Jalibut or jelbut (جالبوت). A small to medium-sized dhow. It is the modern version of the shu'ai with a shorter prow stem piece. Most jalibuts are fitted with engines.
Sambuk or sambuq (صنبوق) – the largest type of dhow seen in the Persian Gulf today. It has a characteristic keel design, with a sharp curve right below the top of the prow. It has been one of the most successful dhows in history. The word is cognate with the Greekσαμβύκηsambúkē, ultimately from Middle Persiansambūk. 
Shu'ai (شوعي). Medium-sized dhow. Formerly the most common dhow in the Persian Gulf used for fishing as well as for coastal trade.
Zaruq – small dhow, slightly larger than a barijah
The term "dhow" is sometimes also applied to certain smaller lateen-sail rigged boats traditionally used in the Red Sea, the eastern Mediterranean and the Persian Gulf area, as well as in the Indian Ocean from Madagascar to the Bay of Bengal. These include the feluccas used in Egypt, Sudan and Iraq, and the Dhoni used in the Maldives, as well as the tranki, ghrab and ghalafah. All these vessels have common elements with the dhow. On the Swahili Coast, in countries such as Kenya, the Swahili word used for dhow is "jahazi".

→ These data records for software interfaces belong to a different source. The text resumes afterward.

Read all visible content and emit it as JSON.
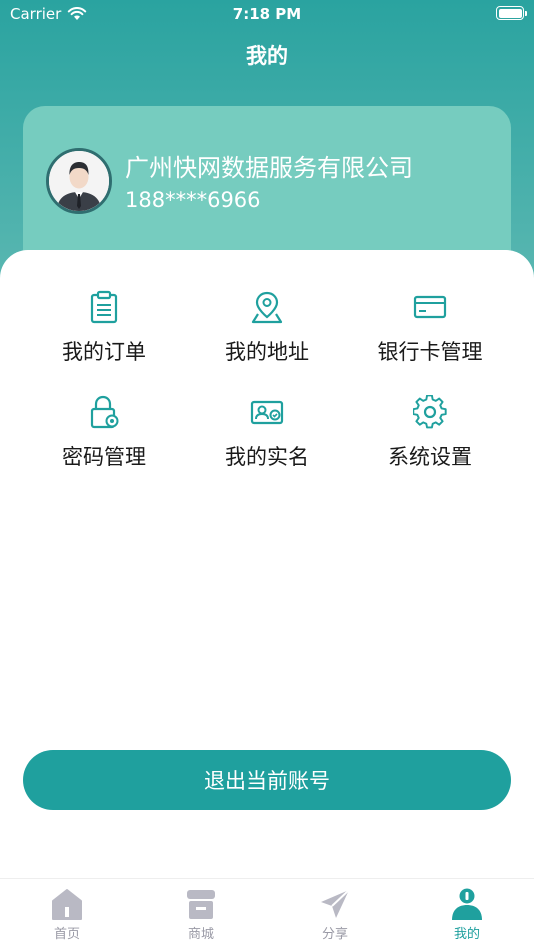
{
  "status_bar": {
    "carrier": "Carrier",
    "time": "7:18 PM"
  },
  "header": {
    "title": "我的"
  },
  "profile": {
    "company": "广州快网数据服务有限公司",
    "phone": "188****6966"
  },
  "menu": [
    {
      "label": "我的订单",
      "icon": "clipboard-icon"
    },
    {
      "label": "我的地址",
      "icon": "location-pin-icon"
    },
    {
      "label": "银行卡管理",
      "icon": "bank-card-icon"
    },
    {
      "label": "密码管理",
      "icon": "lock-gear-icon"
    },
    {
      "label": "我的实名",
      "icon": "id-card-icon"
    },
    {
      "label": "系统设置",
      "icon": "gear-icon"
    }
  ],
  "logout_label": "退出当前账号",
  "tabs": [
    {
      "label": "首页",
      "icon": "home-icon",
      "active": false
    },
    {
      "label": "商城",
      "icon": "store-icon",
      "active": false
    },
    {
      "label": "分享",
      "icon": "send-icon",
      "active": false
    },
    {
      "label": "我的",
      "icon": "person-icon",
      "active": true
    }
  ],
  "colors": {
    "accent": "#1fa09e",
    "header_top": "#2aa3a0",
    "card": "#76ccbf",
    "tab_inactive": "#9a9aa6"
  }
}
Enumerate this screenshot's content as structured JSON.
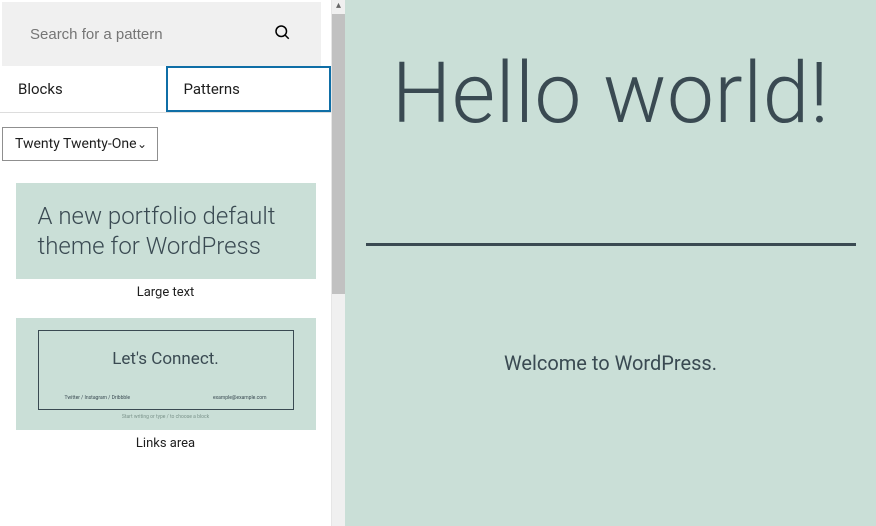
{
  "search": {
    "placeholder": "Search for a pattern"
  },
  "tabs": {
    "blocks": "Blocks",
    "patterns": "Patterns",
    "active": "patterns"
  },
  "theme_select": {
    "label": "Twenty Twenty-One"
  },
  "patterns": [
    {
      "caption": "Large text",
      "thumb_text": "A new portfolio default theme for WordPress"
    },
    {
      "caption": "Links area",
      "thumb_title": "Let's Connect.",
      "thumb_meta_left": "Twitter / Instagram / Dribbble",
      "thumb_meta_right": "example@example.com",
      "thumb_footer": "Start writing or type / to choose a block"
    }
  ],
  "preview": {
    "title": "Hello world!",
    "welcome": "Welcome to WordPress."
  }
}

Dhow seen off the coast of Dar es Salaam, Tanzania
Dhow seen in the Indian Ocean
A dhow in the desert in Qatar
A painting of a Baghlah, traditional deep sea dhow.
Bowen, Richard LeBaron, Essay on the tradition of painting eyes, known as oculi, on the bows of boats among mariners and fishermen from ancient times to the present. Found particularly in the Indian Ocean region.
Clifford W. Hawkins, The dhow: an illustrated history of the dhow and its world.